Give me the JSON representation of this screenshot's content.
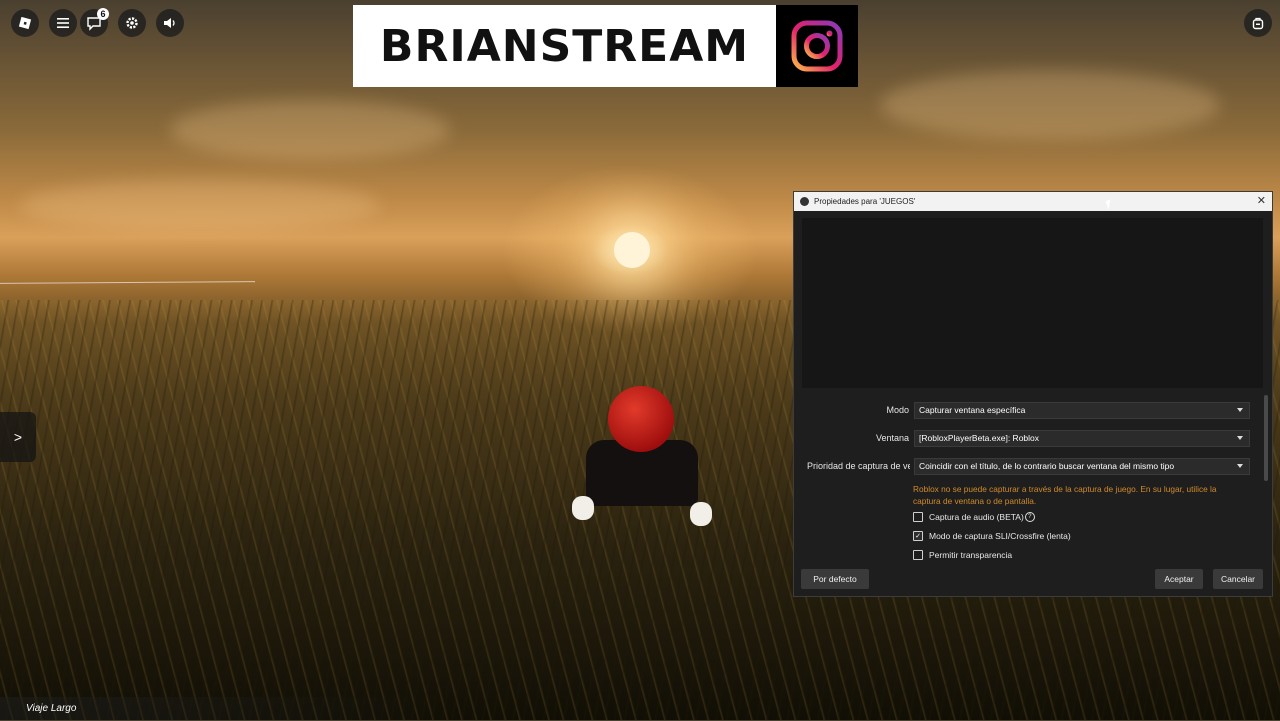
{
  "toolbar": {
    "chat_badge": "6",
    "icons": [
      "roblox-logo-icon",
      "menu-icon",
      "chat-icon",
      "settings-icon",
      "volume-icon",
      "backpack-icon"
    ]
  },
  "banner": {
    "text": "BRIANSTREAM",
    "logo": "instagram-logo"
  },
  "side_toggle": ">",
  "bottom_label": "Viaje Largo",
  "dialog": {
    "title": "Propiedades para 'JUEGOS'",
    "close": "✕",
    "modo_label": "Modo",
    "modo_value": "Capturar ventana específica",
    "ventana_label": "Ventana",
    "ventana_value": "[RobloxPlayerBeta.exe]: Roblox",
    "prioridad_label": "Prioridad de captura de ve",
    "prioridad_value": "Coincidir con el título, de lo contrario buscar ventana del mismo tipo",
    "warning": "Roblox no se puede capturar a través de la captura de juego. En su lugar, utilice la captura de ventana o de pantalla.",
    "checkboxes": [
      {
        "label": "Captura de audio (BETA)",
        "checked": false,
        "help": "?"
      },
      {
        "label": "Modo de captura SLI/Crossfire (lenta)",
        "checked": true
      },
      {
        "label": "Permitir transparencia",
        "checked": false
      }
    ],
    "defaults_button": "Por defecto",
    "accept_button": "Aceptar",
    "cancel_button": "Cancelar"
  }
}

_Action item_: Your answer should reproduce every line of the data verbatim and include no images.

_Response area_:
Give me the JSON representation of this screenshot's content.
{
  "toolbar": {
    "chat_badge": "6",
    "icons": [
      "roblox-logo-icon",
      "menu-icon",
      "chat-icon",
      "settings-icon",
      "volume-icon",
      "backpack-icon"
    ]
  },
  "banner": {
    "text": "BRIANSTREAM",
    "logo": "instagram-logo"
  },
  "side_toggle": ">",
  "bottom_label": "Viaje Largo",
  "dialog": {
    "title": "Propiedades para 'JUEGOS'",
    "close": "✕",
    "modo_label": "Modo",
    "modo_value": "Capturar ventana específica",
    "ventana_label": "Ventana",
    "ventana_value": "[RobloxPlayerBeta.exe]: Roblox",
    "prioridad_label": "Prioridad de captura de ve",
    "prioridad_value": "Coincidir con el título, de lo contrario buscar ventana del mismo tipo",
    "warning": "Roblox no se puede capturar a través de la captura de juego. En su lugar, utilice la captura de ventana o de pantalla.",
    "checkboxes": [
      {
        "label": "Captura de audio (BETA)",
        "checked": false,
        "help": "?"
      },
      {
        "label": "Modo de captura SLI/Crossfire (lenta)",
        "checked": true
      },
      {
        "label": "Permitir transparencia",
        "checked": false
      }
    ],
    "defaults_button": "Por defecto",
    "accept_button": "Aceptar",
    "cancel_button": "Cancelar"
  }
}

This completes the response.